▶ [To do]: Give the records again. Keep them exact and leave out the images.

======== Data for analysis

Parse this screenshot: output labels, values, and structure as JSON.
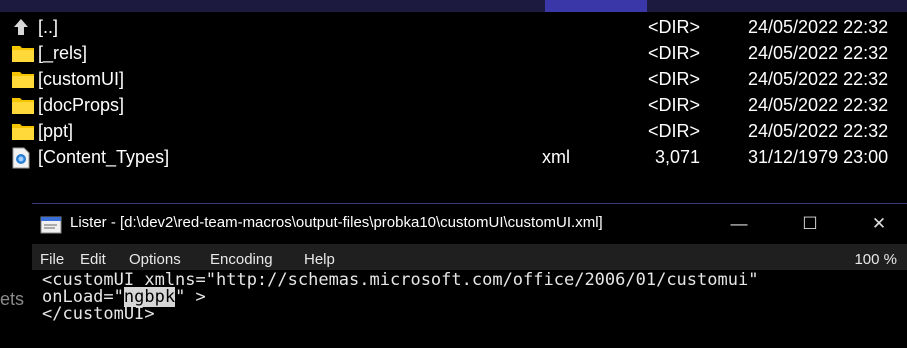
{
  "file_panel": {
    "rows": [
      {
        "name": "[..]",
        "ext": "",
        "size": "<DIR>",
        "date": "24/05/2022 22:32",
        "icon": "up-arrow-icon"
      },
      {
        "name": "[_rels]",
        "ext": "",
        "size": "<DIR>",
        "date": "24/05/2022 22:32",
        "icon": "folder-icon"
      },
      {
        "name": "[customUI]",
        "ext": "",
        "size": "<DIR>",
        "date": "24/05/2022 22:32",
        "icon": "folder-icon"
      },
      {
        "name": "[docProps]",
        "ext": "",
        "size": "<DIR>",
        "date": "24/05/2022 22:32",
        "icon": "folder-icon"
      },
      {
        "name": "[ppt]",
        "ext": "",
        "size": "<DIR>",
        "date": "24/05/2022 22:32",
        "icon": "folder-icon"
      },
      {
        "name": "[Content_Types]",
        "ext": "xml",
        "size": "3,071",
        "date": "31/12/1979 23:00",
        "icon": "xml-file-icon"
      }
    ]
  },
  "background_text": "ets",
  "lister": {
    "title": "Lister - [d:\\dev2\\red-team-macros\\output-files\\probka10\\customUI\\customUI.xml]",
    "window_buttons": {
      "minimize": "—",
      "maximize": "☐",
      "close": "✕"
    },
    "menu": [
      "File",
      "Edit",
      "Options",
      "Encoding",
      "Help"
    ],
    "zoom": "100 %",
    "content": {
      "line1": "<customUI xmlns=\"http://schemas.microsoft.com/office/2006/01/customui\"",
      "line2_before": "onLoad=\"",
      "line2_highlight": "ngbpk",
      "line2_after": "\" >",
      "line3": "</customUI>"
    }
  },
  "colors": {
    "folder": "#f4c400",
    "panel_bg": "#000000",
    "selection_bar": "#3a37a8"
  }
}
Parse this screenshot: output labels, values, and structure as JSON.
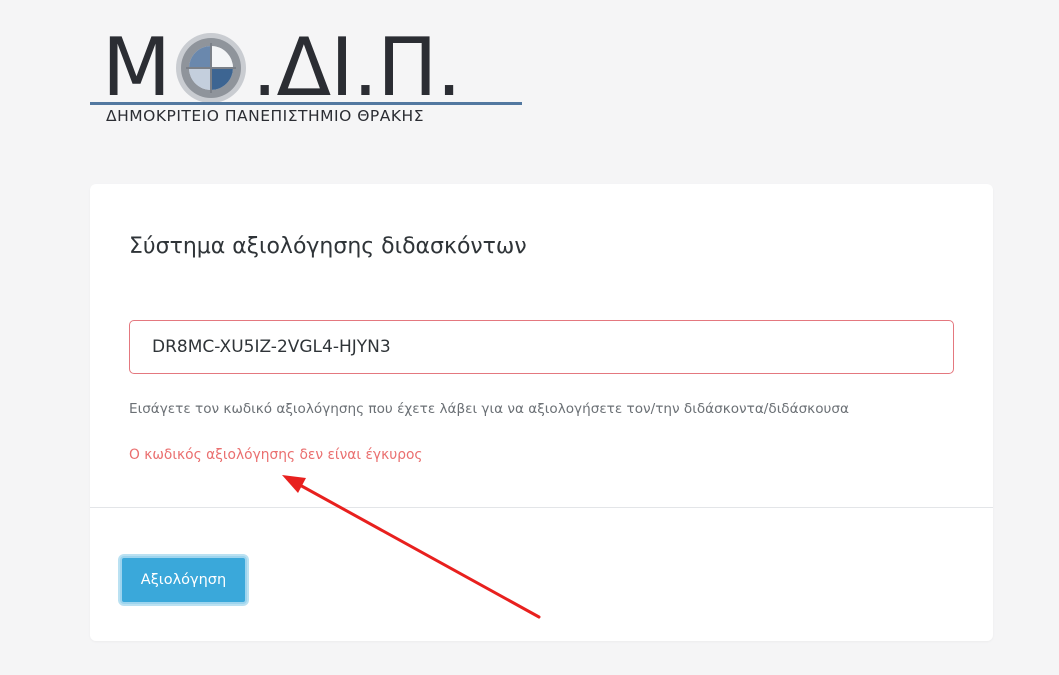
{
  "logo": {
    "letter_m": "Μ",
    "rest": ".ΔΙ.Π.",
    "subtitle": "ΔΗΜΟΚΡΙΤΕΙΟ ΠΑΝΕΠΙΣΤΗΜΙΟ ΘΡΑΚΗΣ"
  },
  "card": {
    "title": "Σύστημα αξιολόγησης διδασκόντων",
    "code_input": {
      "value": "DR8MC-XU5IZ-2VGL4-HJYN3",
      "placeholder": ""
    },
    "help_text": "Εισάγετε τον κωδικό αξιολόγησης που έχετε λάβει για να αξιολογήσετε τον/την διδάσκοντα/διδάσκουσα",
    "error_text": "Ο κωδικός αξιολόγησης δεν είναι έγκυρος",
    "submit_label": "Αξιολόγηση"
  },
  "colors": {
    "background": "#f5f5f6",
    "card": "#ffffff",
    "error": "#ea6f6f",
    "input_border_error": "#e4787f",
    "button": "#3aa8da",
    "logo_rule": "#5278a0",
    "annotation_arrow": "#e8201e"
  }
}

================

▶ [Answer for this exercise]:
Parse this screenshot: output labels, values, and structure as JSON.
{
  "file_panel": {
    "rows": [
      {
        "name": "[..]",
        "ext": "",
        "size": "<DIR>",
        "date": "24/05/2022 22:32",
        "icon": "up-arrow-icon"
      },
      {
        "name": "[_rels]",
        "ext": "",
        "size": "<DIR>",
        "date": "24/05/2022 22:32",
        "icon": "folder-icon"
      },
      {
        "name": "[customUI]",
        "ext": "",
        "size": "<DIR>",
        "date": "24/05/2022 22:32",
        "icon": "folder-icon"
      },
      {
        "name": "[docProps]",
        "ext": "",
        "size": "<DIR>",
        "date": "24/05/2022 22:32",
        "icon": "folder-icon"
      },
      {
        "name": "[ppt]",
        "ext": "",
        "size": "<DIR>",
        "date": "24/05/2022 22:32",
        "icon": "folder-icon"
      },
      {
        "name": "[Content_Types]",
        "ext": "xml",
        "size": "3,071",
        "date": "31/12/1979 23:00",
        "icon": "xml-file-icon"
      }
    ]
  },
  "background_text": "ets",
  "lister": {
    "title": "Lister - [d:\\dev2\\red-team-macros\\output-files\\probka10\\customUI\\customUI.xml]",
    "window_buttons": {
      "minimize": "—",
      "maximize": "☐",
      "close": "✕"
    },
    "menu": [
      "File",
      "Edit",
      "Options",
      "Encoding",
      "Help"
    ],
    "zoom": "100 %",
    "content": {
      "line1": "<customUI xmlns=\"http://schemas.microsoft.com/office/2006/01/customui\"",
      "line2_before": "onLoad=\"",
      "line2_highlight": "ngbpk",
      "line2_after": "\" >",
      "line3": "</customUI>"
    }
  },
  "colors": {
    "folder": "#f4c400",
    "panel_bg": "#000000",
    "selection_bar": "#3a37a8"
  }
}
Parse this screenshot: output labels, values, and structure as JSON.
{
  "logo": {
    "letter_m": "Μ",
    "rest": ".ΔΙ.Π.",
    "subtitle": "ΔΗΜΟΚΡΙΤΕΙΟ ΠΑΝΕΠΙΣΤΗΜΙΟ ΘΡΑΚΗΣ"
  },
  "card": {
    "title": "Σύστημα αξιολόγησης διδασκόντων",
    "code_input": {
      "value": "DR8MC-XU5IZ-2VGL4-HJYN3",
      "placeholder": ""
    },
    "help_text": "Εισάγετε τον κωδικό αξιολόγησης που έχετε λάβει για να αξιολογήσετε τον/την διδάσκοντα/διδάσκουσα",
    "error_text": "Ο κωδικός αξιολόγησης δεν είναι έγκυρος",
    "submit_label": "Αξιολόγηση"
  },
  "colors": {
    "background": "#f5f5f6",
    "card": "#ffffff",
    "error": "#ea6f6f",
    "input_border_error": "#e4787f",
    "button": "#3aa8da",
    "logo_rule": "#5278a0",
    "annotation_arrow": "#e8201e"
  }
}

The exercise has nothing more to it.